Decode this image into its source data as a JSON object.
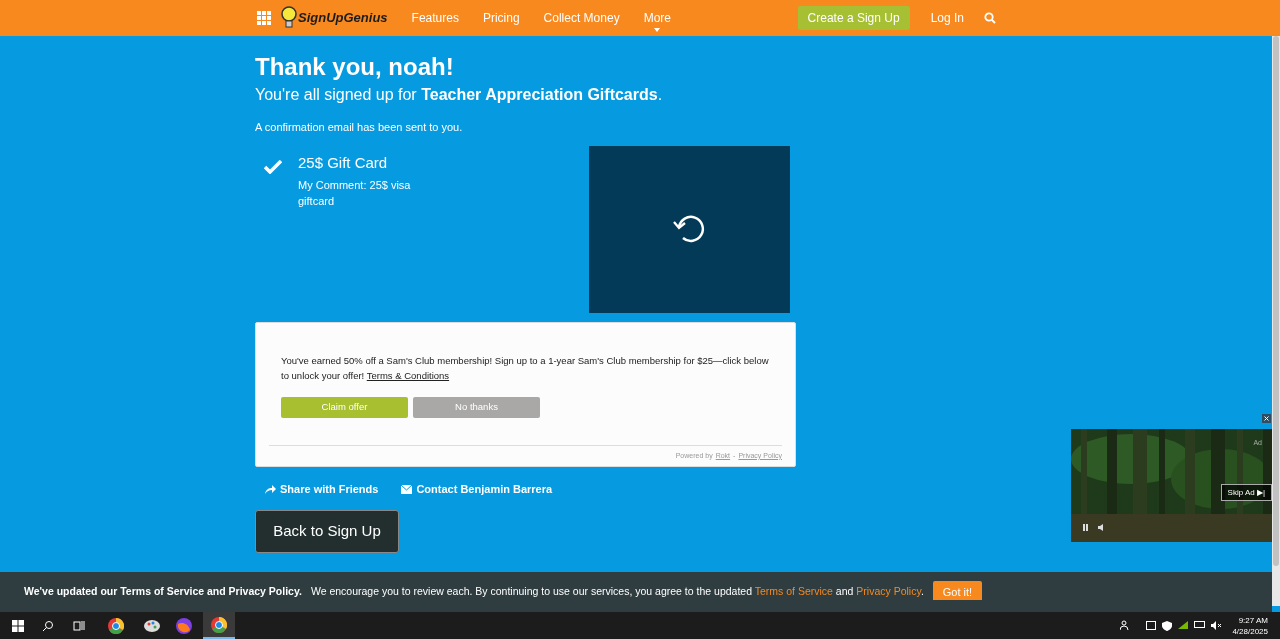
{
  "header": {
    "logo": "SignUpGenius",
    "nav": [
      "Features",
      "Pricing",
      "Collect Money",
      "More"
    ],
    "create_button": "Create a Sign Up",
    "login": "Log In"
  },
  "confirmation": {
    "title": "Thank you, noah!",
    "subtitle": "You're all signed up for **Teacher Appreciation Giftcards**.",
    "email_note": "A confirmation email has been sent to you."
  },
  "items": [
    {
      "name": "25$ Gift Card",
      "comment": "My Comment: 25$ visa giftcard",
      "checked": true
    }
  ],
  "offer": {
    "text": "You've earned 50% off a Sam's Club membership! Sign up to a 1-year Sam's Club membership for $25—click below to unlock your offer!",
    "terms_link": "Terms & Conditions",
    "claim_button": "Claim offer",
    "decline_button": "No thanks",
    "powered_by": "Powered by",
    "rokt_link": "Rokt",
    "separator": "-",
    "privacy_link": "Privacy Policy"
  },
  "actions": [
    {
      "kind": "share",
      "label": "Share with Friends"
    },
    {
      "kind": "contact",
      "label": "Contact Benjamin Barrera"
    }
  ],
  "back_button": "Back to Sign Up",
  "video_ad": {
    "ad_label": "Ad",
    "skip_button": "Skip Ad ▶|"
  },
  "cookie_banner": {
    "heading": "We've updated our Terms of Service and Privacy Policy.",
    "text_before": "We encourage you to review each. By continuing to use our services, you agree to the updated",
    "terms_link": "Terms of Service",
    "and": "and",
    "privacy_link": "Privacy Policy",
    "period": ".",
    "button": "Got it!"
  },
  "taskbar": {
    "time": "9:27 AM",
    "date": "4/28/2025"
  }
}
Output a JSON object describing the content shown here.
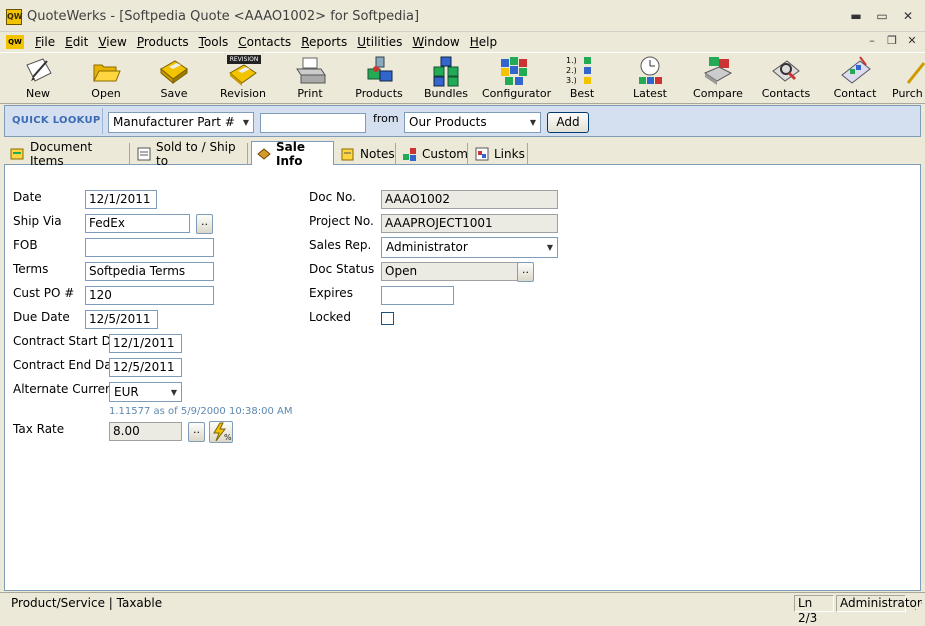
{
  "window": {
    "title": "QuoteWerks - [Softpedia Quote <AAAO1002> for Softpedia]",
    "app_icon_text": "QW"
  },
  "menu": {
    "items": [
      "File",
      "Edit",
      "View",
      "Products",
      "Tools",
      "Contacts",
      "Reports",
      "Utilities",
      "Window",
      "Help"
    ]
  },
  "toolbar": {
    "buttons": [
      {
        "label": "New",
        "icon": "new-document-icon"
      },
      {
        "label": "Open",
        "icon": "open-folder-icon"
      },
      {
        "label": "Save",
        "icon": "save-disk-icon"
      },
      {
        "label": "Revision",
        "icon": "revision-icon",
        "badge": "REVISION"
      },
      {
        "label": "Print",
        "icon": "printer-icon"
      },
      {
        "label": "Products",
        "icon": "products-icon"
      },
      {
        "label": "Bundles",
        "icon": "bundles-icon"
      },
      {
        "label": "Configurator",
        "icon": "configurator-icon"
      },
      {
        "label": "Best",
        "icon": "best-list-icon",
        "list": [
          "1.)",
          "2.)",
          "3.)"
        ]
      },
      {
        "label": "Latest",
        "icon": "clock-icon"
      },
      {
        "label": "Compare",
        "icon": "compare-icon"
      },
      {
        "label": "Contacts",
        "icon": "contacts-icon"
      },
      {
        "label": "Contact",
        "icon": "contact-card-icon"
      },
      {
        "label": "Purch",
        "icon": "purchase-icon"
      }
    ]
  },
  "quick_lookup": {
    "label": "QUICK LOOKUP",
    "field_select": "Manufacturer Part #",
    "search_value": "",
    "from_label": "from",
    "source_select": "Our Products",
    "add_label": "Add"
  },
  "tabs": [
    {
      "label": "Document Items",
      "icon": "document-items-icon"
    },
    {
      "label": "Sold to / Ship to",
      "icon": "sold-to-icon"
    },
    {
      "label": "Sale Info",
      "icon": "sale-info-icon",
      "active": true
    },
    {
      "label": "Notes",
      "icon": "notes-icon"
    },
    {
      "label": "Custom",
      "icon": "custom-icon"
    },
    {
      "label": "Links",
      "icon": "links-icon"
    }
  ],
  "sale_info": {
    "date": {
      "label": "Date",
      "value": "12/1/2011"
    },
    "ship_via": {
      "label": "Ship Via",
      "value": "FedEx",
      "browse": ".."
    },
    "fob": {
      "label": "FOB",
      "value": ""
    },
    "terms": {
      "label": "Terms",
      "value": "Softpedia Terms"
    },
    "cust_po": {
      "label": "Cust PO #",
      "value": "120"
    },
    "due_date": {
      "label": "Due Date",
      "value": "12/5/2011"
    },
    "contract_start": {
      "label": "Contract Start Date",
      "value": "12/1/2011"
    },
    "contract_end": {
      "label": "Contract End Date",
      "value": "12/5/2011"
    },
    "alt_currency": {
      "label": "Alternate Currency",
      "value": "EUR",
      "rate_note": "1.11577 as of 5/9/2000 10:38:00 AM"
    },
    "tax_rate": {
      "label": "Tax Rate",
      "value": "8.00",
      "browse": ".."
    },
    "doc_no": {
      "label": "Doc No.",
      "value": "AAAO1002"
    },
    "project_no": {
      "label": "Project No.",
      "value": "AAAPROJECT1001"
    },
    "sales_rep": {
      "label": "Sales Rep.",
      "value": "Administrator"
    },
    "doc_status": {
      "label": "Doc Status",
      "value": "Open",
      "browse": ".."
    },
    "expires": {
      "label": "Expires",
      "value": ""
    },
    "locked": {
      "label": "Locked",
      "checked": false
    }
  },
  "status_bar": {
    "left": "Product/Service | Taxable",
    "line": "Ln 2/3",
    "user": "Administrator"
  },
  "colors": {
    "window_bg": "#ece9d8",
    "lookup_bg": "#d4dff0",
    "lookup_label": "#3b6bb5",
    "field_border": "#7f9db9",
    "rate_note": "#5e88b0"
  }
}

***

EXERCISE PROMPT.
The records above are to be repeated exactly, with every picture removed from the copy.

SOLUTION TO THIS PROBLEM.
Decode this image into its source data as a JSON object.
{
  "header": {
    "logo": "SignUpGenius",
    "nav": [
      "Features",
      "Pricing",
      "Collect Money",
      "More"
    ],
    "create_button": "Create a Sign Up",
    "login": "Log In"
  },
  "confirmation": {
    "title": "Thank you, noah!",
    "subtitle": "You're all signed up for **Teacher Appreciation Giftcards**.",
    "email_note": "A confirmation email has been sent to you."
  },
  "items": [
    {
      "name": "25$ Gift Card",
      "comment": "My Comment: 25$ visa giftcard",
      "checked": true
    }
  ],
  "offer": {
    "text": "You've earned 50% off a Sam's Club membership! Sign up to a 1-year Sam's Club membership for $25—click below to unlock your offer!",
    "terms_link": "Terms & Conditions",
    "claim_button": "Claim offer",
    "decline_button": "No thanks",
    "powered_by": "Powered by",
    "rokt_link": "Rokt",
    "separator": "-",
    "privacy_link": "Privacy Policy"
  },
  "actions": [
    {
      "kind": "share",
      "label": "Share with Friends"
    },
    {
      "kind": "contact",
      "label": "Contact Benjamin Barrera"
    }
  ],
  "back_button": "Back to Sign Up",
  "video_ad": {
    "ad_label": "Ad",
    "skip_button": "Skip Ad ▶|"
  },
  "cookie_banner": {
    "heading": "We've updated our Terms of Service and Privacy Policy.",
    "text_before": "We encourage you to review each. By continuing to use our services, you agree to the updated",
    "terms_link": "Terms of Service",
    "and": "and",
    "privacy_link": "Privacy Policy",
    "period": ".",
    "button": "Got it!"
  },
  "taskbar": {
    "time": "9:27 AM",
    "date": "4/28/2025"
  }
}
Output a JSON object describing the content shown here.
{
  "window": {
    "title": "QuoteWerks - [Softpedia Quote <AAAO1002> for Softpedia]",
    "app_icon_text": "QW"
  },
  "menu": {
    "items": [
      "File",
      "Edit",
      "View",
      "Products",
      "Tools",
      "Contacts",
      "Reports",
      "Utilities",
      "Window",
      "Help"
    ]
  },
  "toolbar": {
    "buttons": [
      {
        "label": "New",
        "icon": "new-document-icon"
      },
      {
        "label": "Open",
        "icon": "open-folder-icon"
      },
      {
        "label": "Save",
        "icon": "save-disk-icon"
      },
      {
        "label": "Revision",
        "icon": "revision-icon",
        "badge": "REVISION"
      },
      {
        "label": "Print",
        "icon": "printer-icon"
      },
      {
        "label": "Products",
        "icon": "products-icon"
      },
      {
        "label": "Bundles",
        "icon": "bundles-icon"
      },
      {
        "label": "Configurator",
        "icon": "configurator-icon"
      },
      {
        "label": "Best",
        "icon": "best-list-icon",
        "list": [
          "1.)",
          "2.)",
          "3.)"
        ]
      },
      {
        "label": "Latest",
        "icon": "clock-icon"
      },
      {
        "label": "Compare",
        "icon": "compare-icon"
      },
      {
        "label": "Contacts",
        "icon": "contacts-icon"
      },
      {
        "label": "Contact",
        "icon": "contact-card-icon"
      },
      {
        "label": "Purch",
        "icon": "purchase-icon"
      }
    ]
  },
  "quick_lookup": {
    "label": "QUICK LOOKUP",
    "field_select": "Manufacturer Part #",
    "search_value": "",
    "from_label": "from",
    "source_select": "Our Products",
    "add_label": "Add"
  },
  "tabs": [
    {
      "label": "Document Items",
      "icon": "document-items-icon"
    },
    {
      "label": "Sold to / Ship to",
      "icon": "sold-to-icon"
    },
    {
      "label": "Sale Info",
      "icon": "sale-info-icon",
      "active": true
    },
    {
      "label": "Notes",
      "icon": "notes-icon"
    },
    {
      "label": "Custom",
      "icon": "custom-icon"
    },
    {
      "label": "Links",
      "icon": "links-icon"
    }
  ],
  "sale_info": {
    "date": {
      "label": "Date",
      "value": "12/1/2011"
    },
    "ship_via": {
      "label": "Ship Via",
      "value": "FedEx",
      "browse": ".."
    },
    "fob": {
      "label": "FOB",
      "value": ""
    },
    "terms": {
      "label": "Terms",
      "value": "Softpedia Terms"
    },
    "cust_po": {
      "label": "Cust PO #",
      "value": "120"
    },
    "due_date": {
      "label": "Due Date",
      "value": "12/5/2011"
    },
    "contract_start": {
      "label": "Contract Start Date",
      "value": "12/1/2011"
    },
    "contract_end": {
      "label": "Contract End Date",
      "value": "12/5/2011"
    },
    "alt_currency": {
      "label": "Alternate Currency",
      "value": "EUR",
      "rate_note": "1.11577 as of 5/9/2000 10:38:00 AM"
    },
    "tax_rate": {
      "label": "Tax Rate",
      "value": "8.00",
      "browse": ".."
    },
    "doc_no": {
      "label": "Doc No.",
      "value": "AAAO1002"
    },
    "project_no": {
      "label": "Project No.",
      "value": "AAAPROJECT1001"
    },
    "sales_rep": {
      "label": "Sales Rep.",
      "value": "Administrator"
    },
    "doc_status": {
      "label": "Doc Status",
      "value": "Open",
      "browse": ".."
    },
    "expires": {
      "label": "Expires",
      "value": ""
    },
    "locked": {
      "label": "Locked",
      "checked": false
    }
  },
  "status_bar": {
    "left": "Product/Service | Taxable",
    "line": "Ln 2/3",
    "user": "Administrator"
  },
  "colors": {
    "window_bg": "#ece9d8",
    "lookup_bg": "#d4dff0",
    "lookup_label": "#3b6bb5",
    "field_border": "#7f9db9",
    "rate_note": "#5e88b0"
  }
}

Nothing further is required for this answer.